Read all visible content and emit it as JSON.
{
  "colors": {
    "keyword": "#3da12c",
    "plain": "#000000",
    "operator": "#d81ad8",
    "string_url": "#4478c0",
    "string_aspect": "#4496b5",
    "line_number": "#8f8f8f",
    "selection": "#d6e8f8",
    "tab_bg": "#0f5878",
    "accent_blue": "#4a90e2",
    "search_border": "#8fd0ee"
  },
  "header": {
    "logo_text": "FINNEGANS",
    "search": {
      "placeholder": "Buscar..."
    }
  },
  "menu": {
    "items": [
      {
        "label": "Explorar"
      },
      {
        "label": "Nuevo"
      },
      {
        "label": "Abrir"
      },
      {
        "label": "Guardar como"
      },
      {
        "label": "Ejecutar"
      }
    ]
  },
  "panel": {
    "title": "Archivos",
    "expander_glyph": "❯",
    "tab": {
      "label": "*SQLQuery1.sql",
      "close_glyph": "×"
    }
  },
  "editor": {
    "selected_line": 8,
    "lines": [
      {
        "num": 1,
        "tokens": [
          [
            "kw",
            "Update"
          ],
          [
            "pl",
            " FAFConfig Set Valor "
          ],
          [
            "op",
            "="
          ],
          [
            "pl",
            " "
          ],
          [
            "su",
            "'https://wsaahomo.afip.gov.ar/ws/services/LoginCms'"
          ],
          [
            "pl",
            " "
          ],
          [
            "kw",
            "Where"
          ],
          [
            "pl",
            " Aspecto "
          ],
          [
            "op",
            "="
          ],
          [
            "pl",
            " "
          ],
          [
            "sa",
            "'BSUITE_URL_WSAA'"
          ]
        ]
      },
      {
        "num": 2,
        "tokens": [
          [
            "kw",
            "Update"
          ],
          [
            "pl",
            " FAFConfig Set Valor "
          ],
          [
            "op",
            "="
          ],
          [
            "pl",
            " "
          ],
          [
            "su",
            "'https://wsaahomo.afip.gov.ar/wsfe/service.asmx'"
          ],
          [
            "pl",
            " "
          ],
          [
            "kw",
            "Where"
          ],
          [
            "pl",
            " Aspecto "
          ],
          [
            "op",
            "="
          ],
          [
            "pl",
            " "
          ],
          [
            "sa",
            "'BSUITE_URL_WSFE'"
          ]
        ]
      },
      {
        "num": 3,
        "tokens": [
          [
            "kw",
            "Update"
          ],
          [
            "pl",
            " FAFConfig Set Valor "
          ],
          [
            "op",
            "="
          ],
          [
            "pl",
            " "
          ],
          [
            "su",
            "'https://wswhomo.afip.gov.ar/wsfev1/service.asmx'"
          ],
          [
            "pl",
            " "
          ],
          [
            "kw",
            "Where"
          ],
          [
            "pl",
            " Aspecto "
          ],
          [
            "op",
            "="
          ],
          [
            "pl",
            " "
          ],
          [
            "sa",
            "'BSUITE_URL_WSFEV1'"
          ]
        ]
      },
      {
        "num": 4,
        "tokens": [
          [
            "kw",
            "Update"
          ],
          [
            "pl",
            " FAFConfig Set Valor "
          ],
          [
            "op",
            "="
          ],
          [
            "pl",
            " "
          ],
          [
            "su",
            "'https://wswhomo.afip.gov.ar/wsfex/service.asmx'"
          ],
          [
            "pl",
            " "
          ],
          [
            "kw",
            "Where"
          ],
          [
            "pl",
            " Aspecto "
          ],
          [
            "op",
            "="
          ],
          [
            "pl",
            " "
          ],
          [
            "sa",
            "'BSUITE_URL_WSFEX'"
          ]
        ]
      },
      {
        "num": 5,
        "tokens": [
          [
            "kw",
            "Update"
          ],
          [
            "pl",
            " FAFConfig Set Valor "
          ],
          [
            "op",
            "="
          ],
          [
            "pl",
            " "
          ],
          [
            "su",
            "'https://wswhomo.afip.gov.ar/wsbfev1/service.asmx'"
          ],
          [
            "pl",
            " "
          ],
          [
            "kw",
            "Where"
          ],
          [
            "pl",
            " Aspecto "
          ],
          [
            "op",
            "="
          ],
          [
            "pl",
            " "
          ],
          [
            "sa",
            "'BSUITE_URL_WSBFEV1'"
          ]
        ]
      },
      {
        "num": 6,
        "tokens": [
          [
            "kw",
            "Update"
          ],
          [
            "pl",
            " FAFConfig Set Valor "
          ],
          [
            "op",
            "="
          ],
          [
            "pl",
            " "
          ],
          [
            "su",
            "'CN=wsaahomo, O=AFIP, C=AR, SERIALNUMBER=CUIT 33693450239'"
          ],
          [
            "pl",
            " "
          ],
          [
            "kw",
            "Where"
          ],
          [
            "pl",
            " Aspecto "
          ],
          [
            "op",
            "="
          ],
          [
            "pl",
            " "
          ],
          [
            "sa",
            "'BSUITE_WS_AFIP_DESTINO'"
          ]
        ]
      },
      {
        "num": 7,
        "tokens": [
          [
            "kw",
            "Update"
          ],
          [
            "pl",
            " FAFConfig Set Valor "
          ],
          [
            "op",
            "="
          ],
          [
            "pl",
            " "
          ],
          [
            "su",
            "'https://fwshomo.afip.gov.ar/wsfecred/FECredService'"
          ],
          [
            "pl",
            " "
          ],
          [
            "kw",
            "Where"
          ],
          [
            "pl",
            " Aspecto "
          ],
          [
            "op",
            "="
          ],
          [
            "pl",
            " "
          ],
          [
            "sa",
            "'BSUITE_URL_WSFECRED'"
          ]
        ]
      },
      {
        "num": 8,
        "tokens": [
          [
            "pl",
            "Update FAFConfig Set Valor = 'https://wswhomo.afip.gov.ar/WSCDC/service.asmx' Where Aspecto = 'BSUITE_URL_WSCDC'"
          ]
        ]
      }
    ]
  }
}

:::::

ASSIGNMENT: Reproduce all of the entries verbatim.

OUTPUT BELOW:
Read all visible content and emit it as JSON.
{
  "colors": {
    "keyword": "#3da12c",
    "plain": "#000000",
    "operator": "#d81ad8",
    "string_url": "#4478c0",
    "string_aspect": "#4496b5",
    "line_number": "#8f8f8f",
    "selection": "#d6e8f8",
    "tab_bg": "#0f5878",
    "accent_blue": "#4a90e2",
    "search_border": "#8fd0ee"
  },
  "header": {
    "logo_text": "FINNEGANS",
    "search": {
      "placeholder": "Buscar..."
    }
  },
  "menu": {
    "items": [
      {
        "label": "Explorar"
      },
      {
        "label": "Nuevo"
      },
      {
        "label": "Abrir"
      },
      {
        "label": "Guardar como"
      },
      {
        "label": "Ejecutar"
      }
    ]
  },
  "panel": {
    "title": "Archivos",
    "expander_glyph": "❯",
    "tab": {
      "label": "*SQLQuery1.sql",
      "close_glyph": "×"
    }
  },
  "editor": {
    "selected_line": 8,
    "lines": [
      {
        "num": 1,
        "tokens": [
          [
            "kw",
            "Update"
          ],
          [
            "pl",
            " FAFConfig Set Valor "
          ],
          [
            "op",
            "="
          ],
          [
            "pl",
            " "
          ],
          [
            "su",
            "'https://wsaahomo.afip.gov.ar/ws/services/LoginCms'"
          ],
          [
            "pl",
            " "
          ],
          [
            "kw",
            "Where"
          ],
          [
            "pl",
            " Aspecto "
          ],
          [
            "op",
            "="
          ],
          [
            "pl",
            " "
          ],
          [
            "sa",
            "'BSUITE_URL_WSAA'"
          ]
        ]
      },
      {
        "num": 2,
        "tokens": [
          [
            "kw",
            "Update"
          ],
          [
            "pl",
            " FAFConfig Set Valor "
          ],
          [
            "op",
            "="
          ],
          [
            "pl",
            " "
          ],
          [
            "su",
            "'https://wsaahomo.afip.gov.ar/wsfe/service.asmx'"
          ],
          [
            "pl",
            " "
          ],
          [
            "kw",
            "Where"
          ],
          [
            "pl",
            " Aspecto "
          ],
          [
            "op",
            "="
          ],
          [
            "pl",
            " "
          ],
          [
            "sa",
            "'BSUITE_URL_WSFE'"
          ]
        ]
      },
      {
        "num": 3,
        "tokens": [
          [
            "kw",
            "Update"
          ],
          [
            "pl",
            " FAFConfig Set Valor "
          ],
          [
            "op",
            "="
          ],
          [
            "pl",
            " "
          ],
          [
            "su",
            "'https://wswhomo.afip.gov.ar/wsfev1/service.asmx'"
          ],
          [
            "pl",
            " "
          ],
          [
            "kw",
            "Where"
          ],
          [
            "pl",
            " Aspecto "
          ],
          [
            "op",
            "="
          ],
          [
            "pl",
            " "
          ],
          [
            "sa",
            "'BSUITE_URL_WSFEV1'"
          ]
        ]
      },
      {
        "num": 4,
        "tokens": [
          [
            "kw",
            "Update"
          ],
          [
            "pl",
            " FAFConfig Set Valor "
          ],
          [
            "op",
            "="
          ],
          [
            "pl",
            " "
          ],
          [
            "su",
            "'https://wswhomo.afip.gov.ar/wsfex/service.asmx'"
          ],
          [
            "pl",
            " "
          ],
          [
            "kw",
            "Where"
          ],
          [
            "pl",
            " Aspecto "
          ],
          [
            "op",
            "="
          ],
          [
            "pl",
            " "
          ],
          [
            "sa",
            "'BSUITE_URL_WSFEX'"
          ]
        ]
      },
      {
        "num": 5,
        "tokens": [
          [
            "kw",
            "Update"
          ],
          [
            "pl",
            " FAFConfig Set Valor "
          ],
          [
            "op",
            "="
          ],
          [
            "pl",
            " "
          ],
          [
            "su",
            "'https://wswhomo.afip.gov.ar/wsbfev1/service.asmx'"
          ],
          [
            "pl",
            " "
          ],
          [
            "kw",
            "Where"
          ],
          [
            "pl",
            " Aspecto "
          ],
          [
            "op",
            "="
          ],
          [
            "pl",
            " "
          ],
          [
            "sa",
            "'BSUITE_URL_WSBFEV1'"
          ]
        ]
      },
      {
        "num": 6,
        "tokens": [
          [
            "kw",
            "Update"
          ],
          [
            "pl",
            " FAFConfig Set Valor "
          ],
          [
            "op",
            "="
          ],
          [
            "pl",
            " "
          ],
          [
            "su",
            "'CN=wsaahomo, O=AFIP, C=AR, SERIALNUMBER=CUIT 33693450239'"
          ],
          [
            "pl",
            " "
          ],
          [
            "kw",
            "Where"
          ],
          [
            "pl",
            " Aspecto "
          ],
          [
            "op",
            "="
          ],
          [
            "pl",
            " "
          ],
          [
            "sa",
            "'BSUITE_WS_AFIP_DESTINO'"
          ]
        ]
      },
      {
        "num": 7,
        "tokens": [
          [
            "kw",
            "Update"
          ],
          [
            "pl",
            " FAFConfig Set Valor "
          ],
          [
            "op",
            "="
          ],
          [
            "pl",
            " "
          ],
          [
            "su",
            "'https://fwshomo.afip.gov.ar/wsfecred/FECredService'"
          ],
          [
            "pl",
            " "
          ],
          [
            "kw",
            "Where"
          ],
          [
            "pl",
            " Aspecto "
          ],
          [
            "op",
            "="
          ],
          [
            "pl",
            " "
          ],
          [
            "sa",
            "'BSUITE_URL_WSFECRED'"
          ]
        ]
      },
      {
        "num": 8,
        "tokens": [
          [
            "pl",
            "Update FAFConfig Set Valor = 'https://wswhomo.afip.gov.ar/WSCDC/service.asmx' Where Aspecto = 'BSUITE_URL_WSCDC'"
          ]
        ]
      }
    ]
  }
}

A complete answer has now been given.